In this brief analysis, comparison of the local and regional sources that I have preliminarily examined, with the findings of wider research (which I continue to work through), there seems to be some correlation, although more work is needed to verify the accuracy of these impressions, and to determine any locally specific patterns. I look forward to continuing this research, through which I’m already encountering voices and actions from and in the past that (to me, somewhat surprisingly) have (so far) demonstrated kindness and support, as much as cruelty and aggression.
[i] This is not to deride the researches of ‘amateur’ family and local historians; merely to reflect common (though certainly not universal) emphasis upon the personal (as part of the familial ‘picture’), rather than the social or political. Conversely, many ‘professionals’ are also very interested in the details relating individual lives in the past, as well as the ‘bigger picture’.
Collaborative work holds the potential to produce histories of broader interest and value than ‘amateurs’ and ‘professionals’ (neither of which are homogeneous categories) working alone, incorporating more various interpretations that may inform future research. ‘Amateurs’ have often dedicated much time to very detailed research, which in some cases might be developed within micro histories. ‘Professionals’, with access to wider specialist skills and research on particular historical themes, periods, or material, may be able to develop and contextualise micro histories. Collaborative projects within the field of contemporary historical archaeology have yielded excellent results, from which we all might learn, e.g. Rachel Kiddey’s work with homeless collaborators in Bristol and York (2014 Homeless Heritage: collaborative social archaeology as therapeutic practice, University of York).
[ii] E.g. see Richard Jenkins’ Social Identities (2008)
[iii] See e.g. Ellen Ross’ ‘Survival Networks: Women’s Neighbourhood Sharing in London Before World War I’, History Workshop Journal 1983, pp. 4-28
[v] This is suggested reports made by charity workers, as well as some oral histories, as those “who keep themselves to themselves”, e.g. Maud Pember Reeves Round About a Pound a Week (1994 ), and in situations of rivalry, e.g. as recorded in Robert Roberts The Classic Slum (1990 ). However, we are again confronted by the possibility that commentators may have been unaware of all facets of social relationships.
[vi] For example, see Bryan Magee’s A Hoxton Childhood Clouds of Glory (2008)
[vii] Bryan Magee’s memoir (op. cit.) also touched upon this theme, in which he mention the “taboo” of boys hitting girls, and reflects upon the mysterious process by which children came to ‘know’ this taboo.
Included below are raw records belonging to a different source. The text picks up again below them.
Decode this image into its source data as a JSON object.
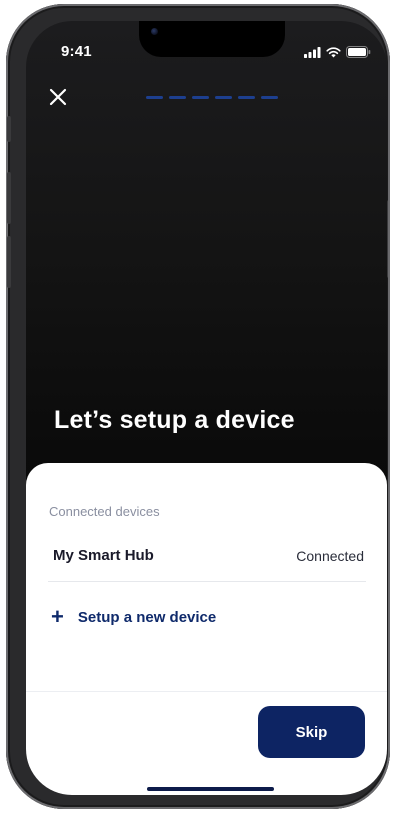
{
  "status_bar": {
    "time": "9:41",
    "icons": [
      "cellular-signal-icon",
      "wifi-icon",
      "battery-icon"
    ]
  },
  "header": {
    "close_icon": "close-icon",
    "progress_segments": 6,
    "progress_color": "#1d3f8f"
  },
  "headline": "Let’s setup a device",
  "sheet": {
    "section_label": "Connected devices",
    "devices": [
      {
        "name": "My Smart Hub",
        "status": "Connected"
      }
    ],
    "setup_action": {
      "icon": "plus-icon",
      "symbol": "+",
      "label": "Setup a new device"
    },
    "skip_label": "Skip"
  },
  "colors": {
    "brand_navy": "#0d2463",
    "link_navy": "#0f2a6b",
    "muted_label": "#8a8fa0"
  }
}
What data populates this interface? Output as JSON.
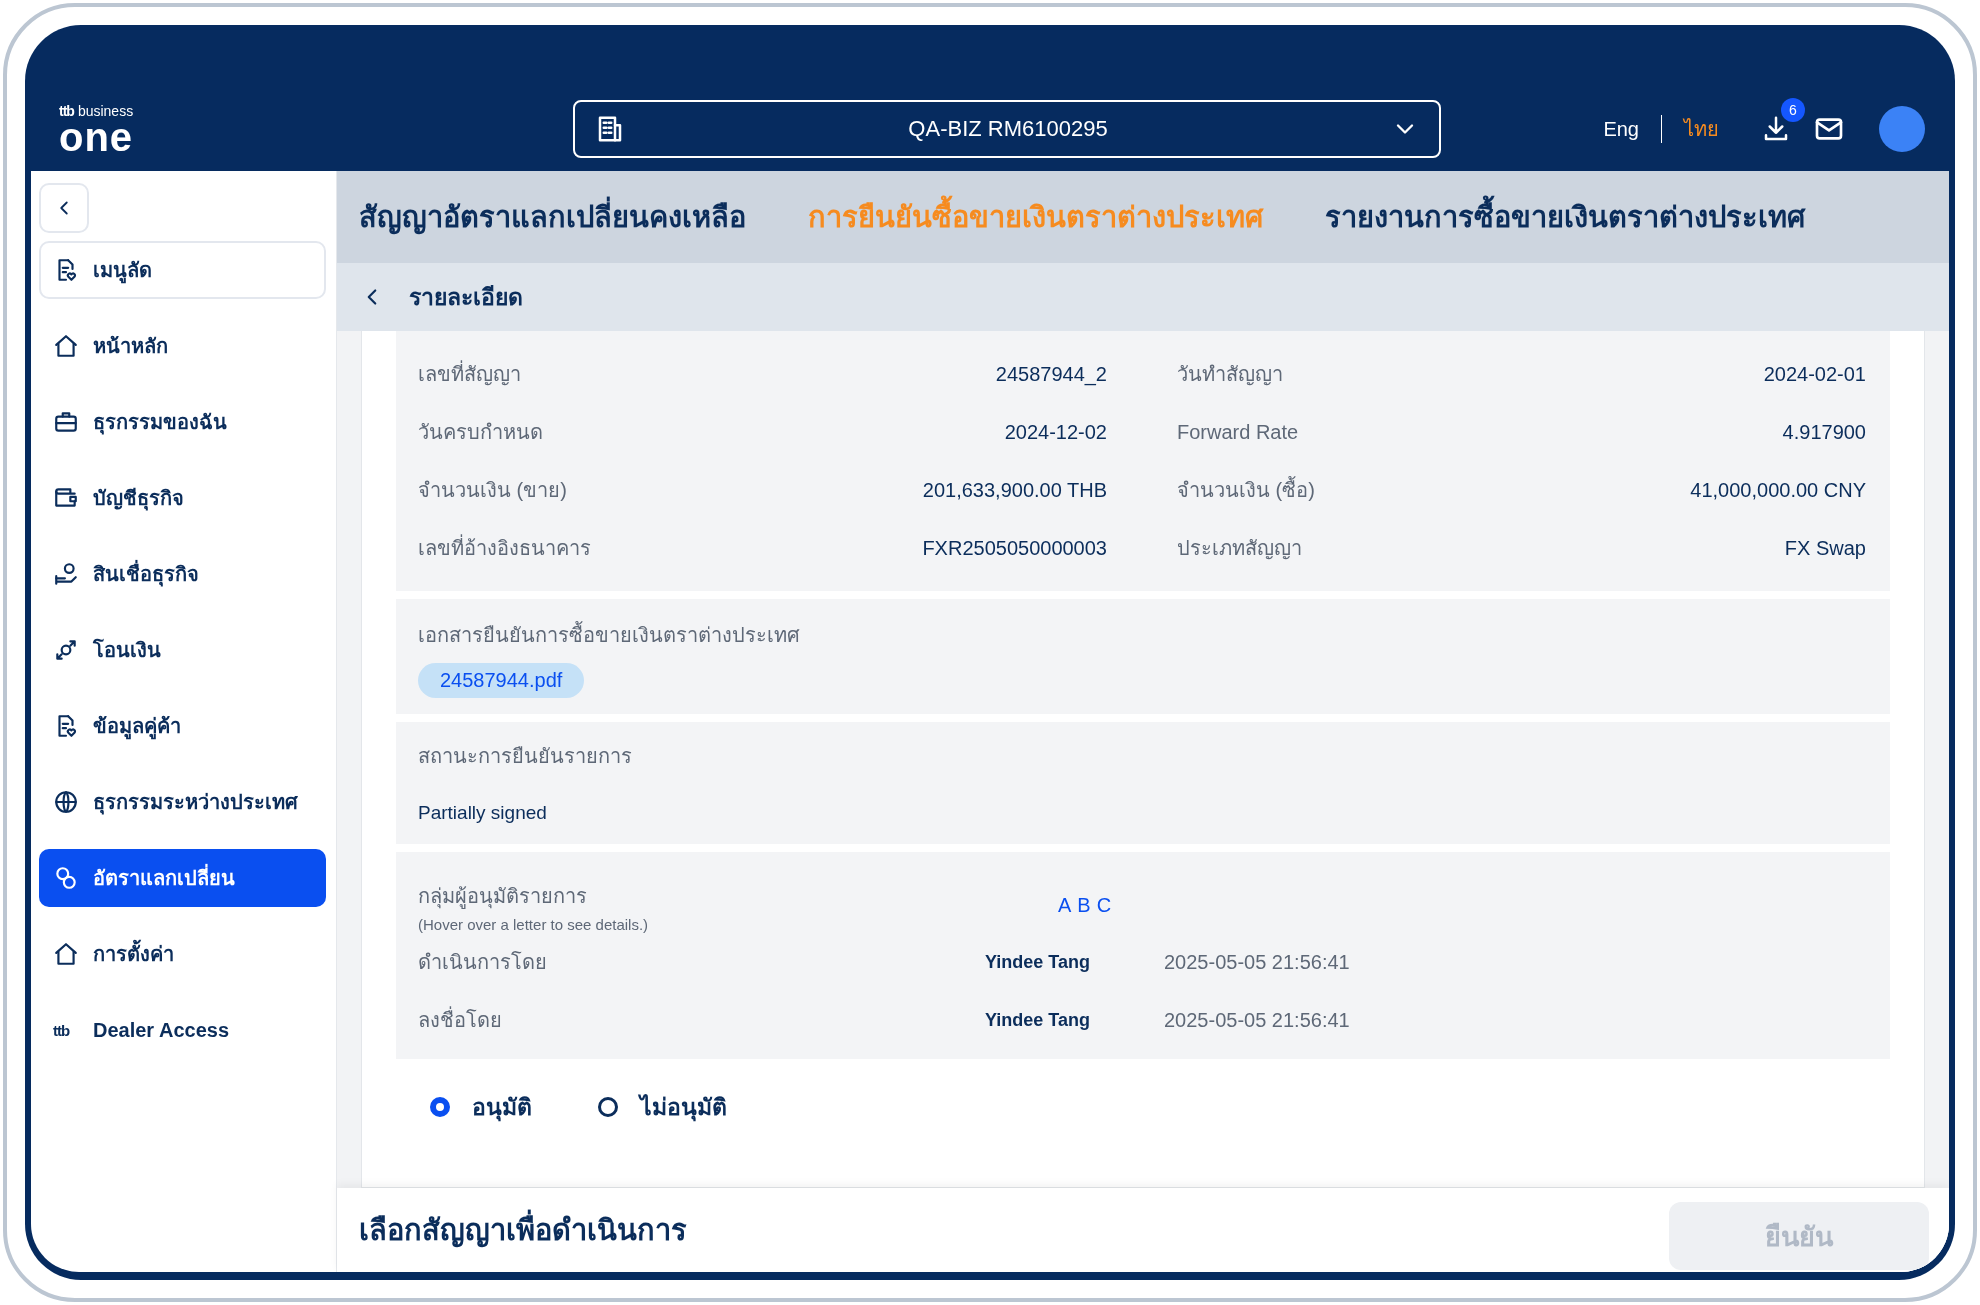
{
  "header": {
    "logo_small": "ttb",
    "logo_top": "business",
    "logo_main": "one",
    "account": "QA-BIZ RM6100295",
    "languages": [
      {
        "label": "Eng",
        "selected": false
      },
      {
        "label": "ไทย",
        "selected": true
      }
    ],
    "download_badge": "6"
  },
  "sidebar": {
    "items": [
      {
        "label": "เมนูลัด",
        "kind": "shortcut",
        "selected": false
      },
      {
        "label": "หน้าหลัก",
        "kind": "item",
        "selected": false
      },
      {
        "label": "ธุรกรรมของฉัน",
        "kind": "item",
        "selected": false
      },
      {
        "label": "บัญชีธุรกิจ",
        "kind": "item",
        "selected": false
      },
      {
        "label": "สินเชื่อธุรกิจ",
        "kind": "item",
        "selected": false
      },
      {
        "label": "โอนเงิน",
        "kind": "item",
        "selected": false
      },
      {
        "label": "ข้อมูลคู่ค้า",
        "kind": "item",
        "selected": false
      },
      {
        "label": "ธุรกรรมระหว่างประเทศ",
        "kind": "item",
        "selected": false
      },
      {
        "label": "อัตราแลกเปลี่ยน",
        "kind": "item",
        "selected": true
      },
      {
        "label": "การตั้งค่า",
        "kind": "item",
        "selected": false
      },
      {
        "label": "Dealer Access",
        "kind": "logo",
        "logo": "ttb",
        "selected": false
      }
    ]
  },
  "tabs": [
    {
      "label": "สัญญาอัตราแลกเปลี่ยนคงเหลือ",
      "selected": false
    },
    {
      "label": "การยืนยันซื้อขายเงินตราต่างประเทศ",
      "selected": true
    },
    {
      "label": "รายงานการซื้อขายเงินตราต่างประเทศ",
      "selected": false
    }
  ],
  "subheader": {
    "title": "รายละเอียด"
  },
  "details": [
    {
      "left_label": "เลขที่สัญญา",
      "left_value": "24587944_2",
      "right_label": "วันทำสัญญา",
      "right_value": "2024-02-01"
    },
    {
      "left_label": "วันครบกำหนด",
      "left_value": "2024-12-02",
      "right_label": "Forward Rate",
      "right_value": "4.917900"
    },
    {
      "left_label": "จำนวนเงิน (ขาย)",
      "left_value": "201,633,900.00 THB",
      "right_label": "จำนวนเงิน (ซื้อ)",
      "right_value": "41,000,000.00 CNY"
    },
    {
      "left_label": "เลขที่อ้างอิงธนาคาร",
      "left_value": "FXR2505050000003",
      "right_label": "ประเภทสัญญา",
      "right_value": "FX Swap"
    }
  ],
  "document": {
    "label": "เอกสารยืนยันการซื้อขายเงินตราต่างประเทศ",
    "file": "24587944.pdf"
  },
  "status": {
    "label": "สถานะการยืนยันรายการ",
    "value": "Partially signed"
  },
  "approvers": {
    "label": "กลุ่มผู้อนุมัติรายการ",
    "hint": "(Hover over a letter to see details.)",
    "letters": [
      "A",
      "B",
      "C"
    ],
    "rows": [
      {
        "label": "ดำเนินการโดย",
        "name": "Yindee Tang",
        "time": "2025-05-05 21:56:41"
      },
      {
        "label": "ลงชื่อโดย",
        "name": "Yindee Tang",
        "time": "2025-05-05 21:56:41"
      }
    ]
  },
  "decision": [
    {
      "label": "อนุมัติ",
      "selected": true
    },
    {
      "label": "ไม่อนุมัติ",
      "selected": false
    }
  ],
  "footer": {
    "title": "เลือกสัญญาเพื่อดำเนินการ",
    "confirm": {
      "label": "ยืนยัน",
      "disabled": true
    }
  }
}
This entry was posted in History, Material Culture Studies, Method, Sources and tagged 1930s, 19th Century, Archaeological Ethnographies, Biographies, Childhood, Children, Community, Contemporary Archaeology, Domestic Abuse, Domestic Violence, Early 20th Century, Family Histories, Gender, Local Histories, Memoirs, Memories, Micro Histories, Narrative, Newspapers, Oral History, Social Networks, Texts, Victorian, Written Sources.